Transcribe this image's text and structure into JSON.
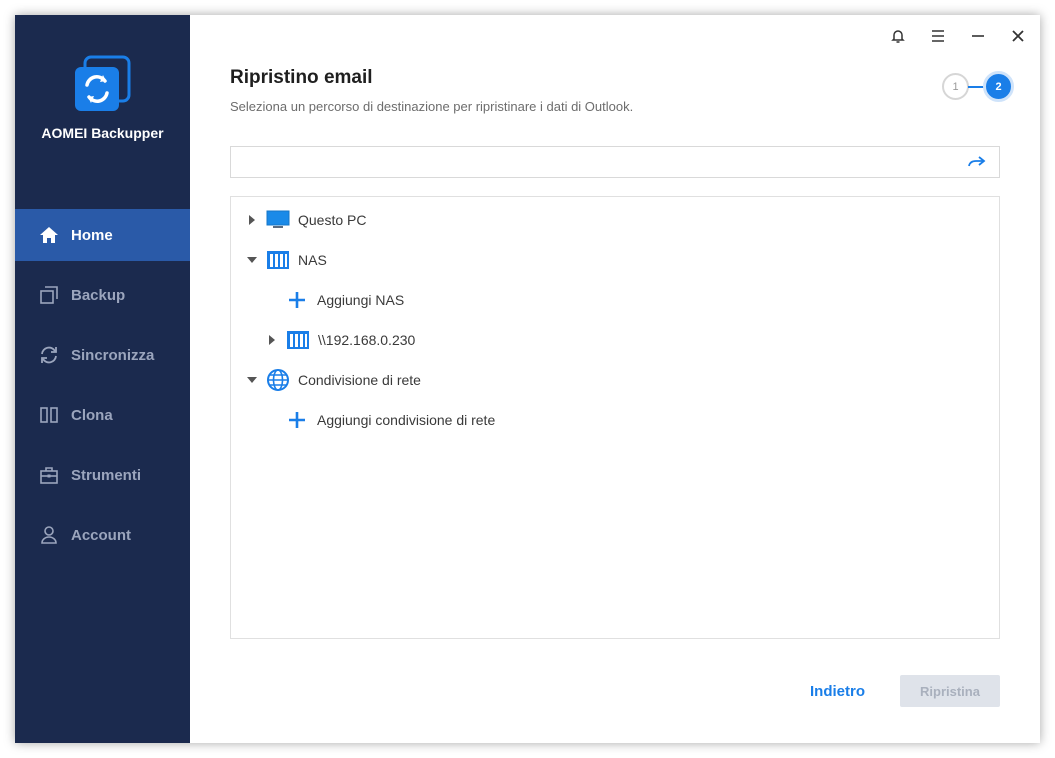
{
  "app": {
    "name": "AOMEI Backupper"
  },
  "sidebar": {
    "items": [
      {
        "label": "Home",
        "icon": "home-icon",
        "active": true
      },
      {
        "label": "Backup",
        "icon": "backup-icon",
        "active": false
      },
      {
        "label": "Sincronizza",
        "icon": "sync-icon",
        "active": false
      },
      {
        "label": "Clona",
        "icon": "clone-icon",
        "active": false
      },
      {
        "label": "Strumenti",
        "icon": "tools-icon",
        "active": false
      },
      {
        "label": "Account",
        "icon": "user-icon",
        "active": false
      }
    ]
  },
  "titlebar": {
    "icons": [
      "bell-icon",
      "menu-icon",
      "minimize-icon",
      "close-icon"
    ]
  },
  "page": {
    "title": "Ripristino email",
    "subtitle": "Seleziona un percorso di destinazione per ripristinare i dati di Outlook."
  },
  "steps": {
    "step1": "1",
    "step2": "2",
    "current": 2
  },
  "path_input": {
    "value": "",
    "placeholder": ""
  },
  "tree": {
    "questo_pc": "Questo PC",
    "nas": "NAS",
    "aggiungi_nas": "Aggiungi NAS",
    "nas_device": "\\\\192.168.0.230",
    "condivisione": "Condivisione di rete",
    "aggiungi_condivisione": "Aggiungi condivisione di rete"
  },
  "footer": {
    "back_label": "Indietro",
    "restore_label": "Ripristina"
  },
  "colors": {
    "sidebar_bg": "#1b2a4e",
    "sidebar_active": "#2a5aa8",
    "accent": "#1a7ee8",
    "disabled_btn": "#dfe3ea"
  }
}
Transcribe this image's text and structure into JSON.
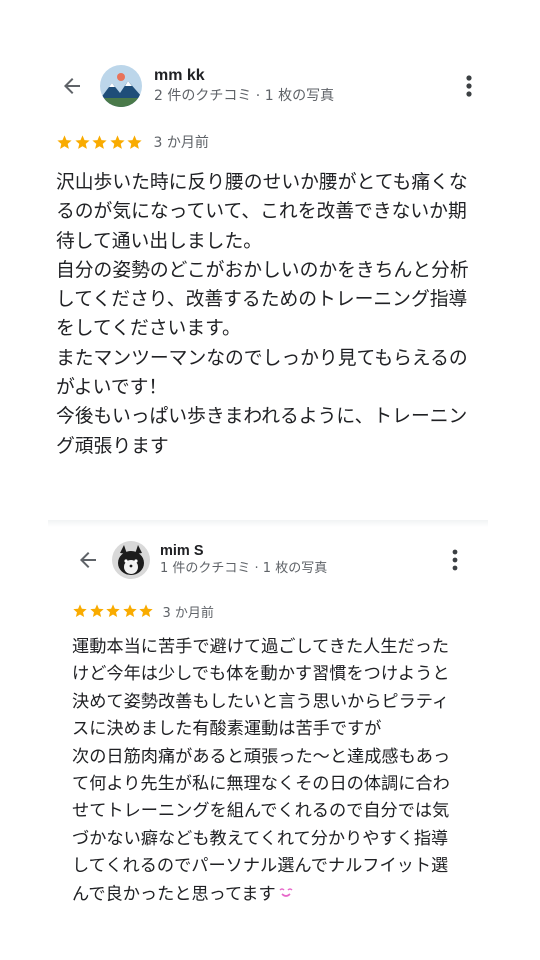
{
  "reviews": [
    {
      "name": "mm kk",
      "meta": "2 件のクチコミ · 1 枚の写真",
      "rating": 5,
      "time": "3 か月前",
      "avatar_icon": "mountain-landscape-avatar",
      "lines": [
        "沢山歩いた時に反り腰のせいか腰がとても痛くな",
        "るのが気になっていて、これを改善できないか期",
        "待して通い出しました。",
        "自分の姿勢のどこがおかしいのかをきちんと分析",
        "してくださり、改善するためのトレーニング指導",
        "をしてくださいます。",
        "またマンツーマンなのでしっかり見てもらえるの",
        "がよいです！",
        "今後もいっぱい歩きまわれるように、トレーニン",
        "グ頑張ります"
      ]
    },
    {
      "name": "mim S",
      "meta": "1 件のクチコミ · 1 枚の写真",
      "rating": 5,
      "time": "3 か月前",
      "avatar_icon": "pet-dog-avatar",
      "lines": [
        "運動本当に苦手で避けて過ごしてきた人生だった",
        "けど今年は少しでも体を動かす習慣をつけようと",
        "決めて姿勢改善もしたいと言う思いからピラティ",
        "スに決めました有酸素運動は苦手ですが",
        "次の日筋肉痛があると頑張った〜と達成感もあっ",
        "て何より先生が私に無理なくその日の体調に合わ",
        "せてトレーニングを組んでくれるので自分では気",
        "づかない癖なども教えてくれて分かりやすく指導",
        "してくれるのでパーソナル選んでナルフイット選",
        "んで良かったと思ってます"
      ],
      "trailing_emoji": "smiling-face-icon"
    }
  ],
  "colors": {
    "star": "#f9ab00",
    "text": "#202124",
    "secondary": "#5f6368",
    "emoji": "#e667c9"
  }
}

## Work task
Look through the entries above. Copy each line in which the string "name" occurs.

## Solution to the exercise
    "name": "AOMEI Backupper"
      "name": "mm kk",
      "name": "mim S",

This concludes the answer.